It seems that even conservative parliaments like that led by Mr Key in New Zealand can do it. Conservative parliaments led by Mr Cameron in the United Kingdom can do it. Even President Obama, in the face of the religious Right campaign in the US, has been prepared to come out and say his position has evolved. Even the Attorney-General, Nicola Roxon, who stood up before the 2004 election and got a standing ovation for opposing marriage equality and became the pin-up at that time of those opposing marriage equality has now changed her view, and is prepared to say, 'This discrimination in Australia must end.'
We had hoped we would see the same from the Prime Minister and we have not. I think we had an expectation, I think the Australian community had an expectation, Mr Albanese had an expectation and everyone who agreed to the changed procedures in the House of Representatives had an expectation that we would have had on the record in parliament from the Prime Minister the statement that the changed hours of business and procedures was meant to facilitate, and it did not happen.
Exactly the same can be said of the Leader of the Opposition. I do not think there is another issue, a matter of conscience, that has ever come before this parliament where you have had neither the Prime Minister nor the Leader of the Opposition having the courage to put on the record in the parliament their view. I think that is an appalling state of affairs that shows that there has been a lack of leadership on both sides when it comes to standing and fronting the parliament and the Australian people on the positions that are held.
I think the Leader of the Opposition needed to tell the parliament why he refused his members a conscience vote on the matter.
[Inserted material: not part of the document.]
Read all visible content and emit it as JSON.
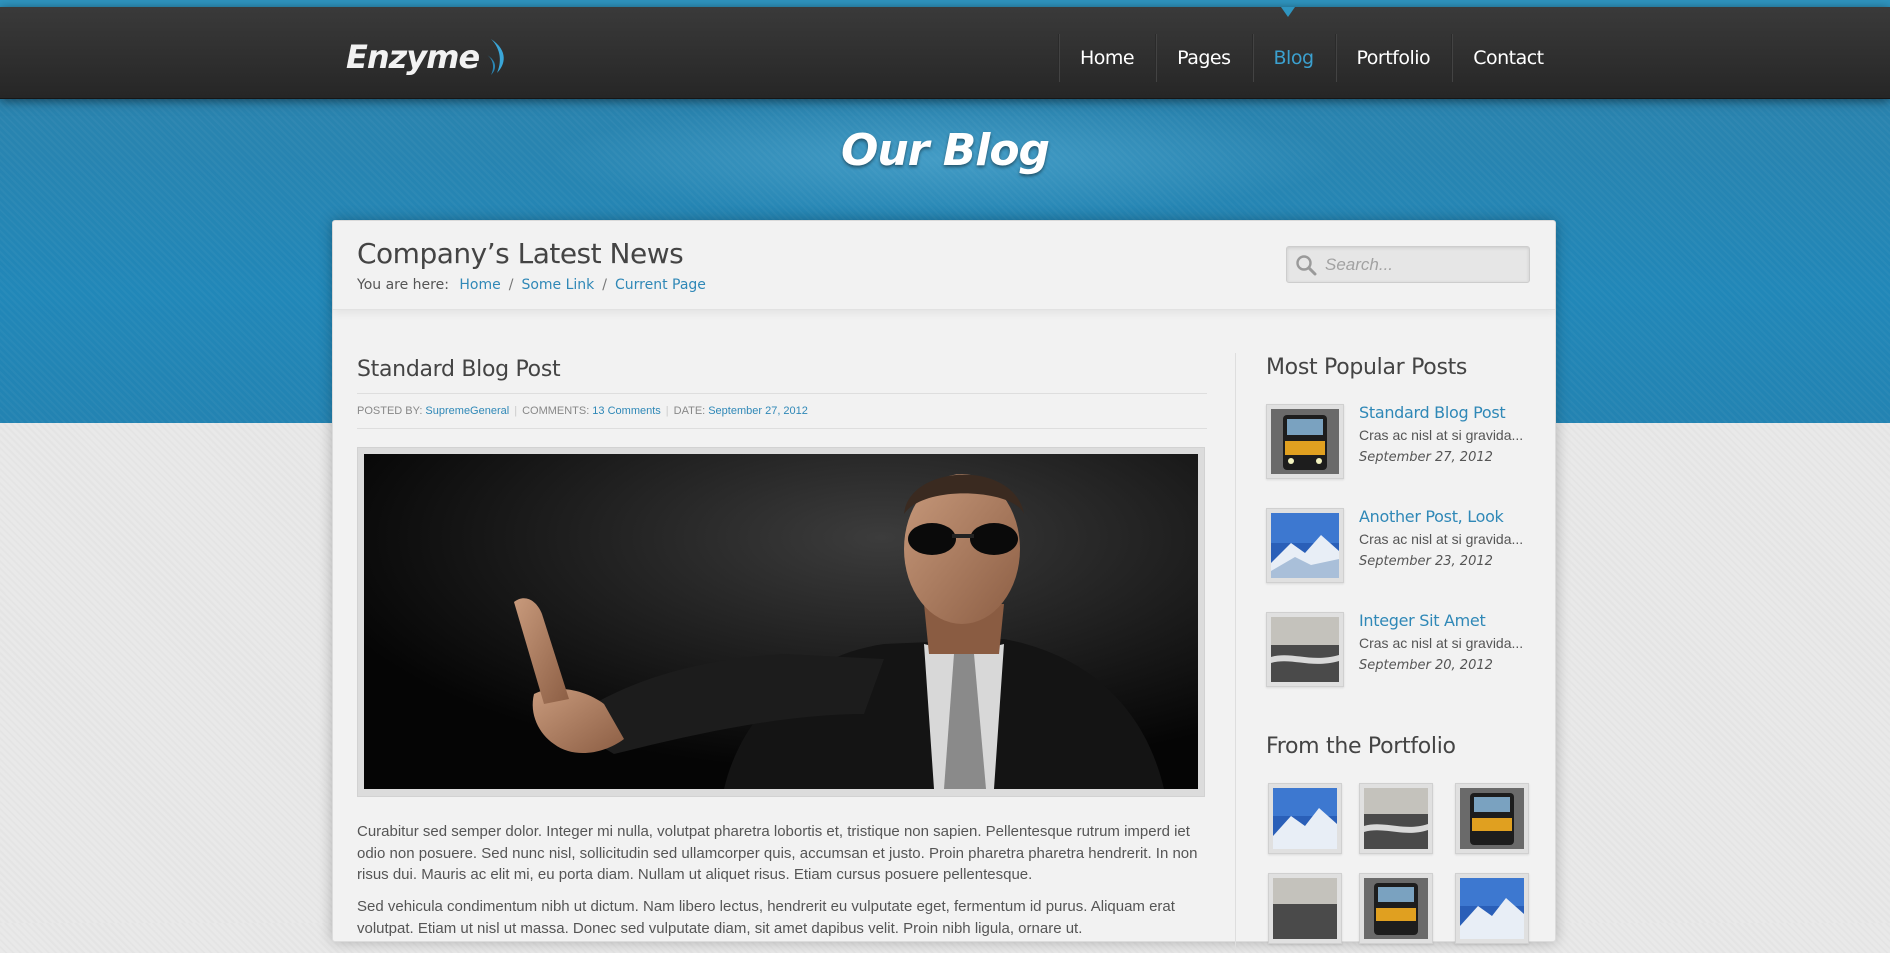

The Prime Minister owes the Australian people and the parliament an explanation as to why she wants to maintain discrimination in Australia and why she wants to put gay and lesbian people through more years of agony and discrimination, and fails to explain where the justification for that comes from. The Greens are not going to facilitate it.
We will continue to campaign to end discrimination in Australia on the basis of sexuality. We will campaign to say that people who love each other should be able to marry in this country and that we celebrate the love that they share and want to see the community recognition of that love that marriage equality would bring about. We will continue to argue that. This will not be put off the parliamentary agenda as far as the Greens are concerned. We will work with the community groups and the majority of the Australian people and we will encourage the Australian people to continue to invite the Prime Minister and the Leader of the Opposition to have the courage to stand up in the parliament and put on the record in detail the views that they hold.